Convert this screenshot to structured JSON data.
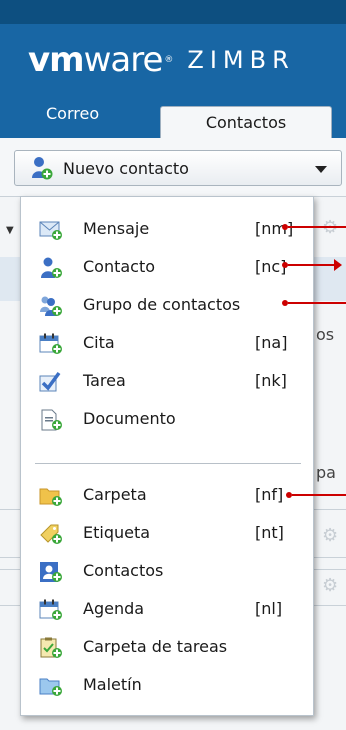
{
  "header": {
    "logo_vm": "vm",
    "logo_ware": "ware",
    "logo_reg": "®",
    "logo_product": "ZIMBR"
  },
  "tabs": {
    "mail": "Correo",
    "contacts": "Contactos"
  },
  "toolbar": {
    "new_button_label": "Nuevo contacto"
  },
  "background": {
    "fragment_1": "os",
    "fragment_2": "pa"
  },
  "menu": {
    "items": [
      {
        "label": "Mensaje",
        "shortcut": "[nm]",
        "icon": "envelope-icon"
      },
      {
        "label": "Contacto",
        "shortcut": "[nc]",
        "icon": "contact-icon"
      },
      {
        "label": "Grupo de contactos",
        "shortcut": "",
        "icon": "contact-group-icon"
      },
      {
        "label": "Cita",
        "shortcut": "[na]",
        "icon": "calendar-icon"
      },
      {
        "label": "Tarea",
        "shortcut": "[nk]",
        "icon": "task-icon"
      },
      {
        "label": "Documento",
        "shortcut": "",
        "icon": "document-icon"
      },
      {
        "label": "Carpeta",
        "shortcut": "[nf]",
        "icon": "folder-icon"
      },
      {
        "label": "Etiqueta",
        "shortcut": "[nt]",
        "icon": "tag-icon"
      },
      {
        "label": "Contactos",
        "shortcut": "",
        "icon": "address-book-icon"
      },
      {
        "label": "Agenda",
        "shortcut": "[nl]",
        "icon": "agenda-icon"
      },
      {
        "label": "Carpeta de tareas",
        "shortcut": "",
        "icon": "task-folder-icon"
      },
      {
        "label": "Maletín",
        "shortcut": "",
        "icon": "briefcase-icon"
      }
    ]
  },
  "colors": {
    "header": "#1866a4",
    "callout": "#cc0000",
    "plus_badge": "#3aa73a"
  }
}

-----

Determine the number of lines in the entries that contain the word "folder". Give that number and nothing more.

* _Your response_: 2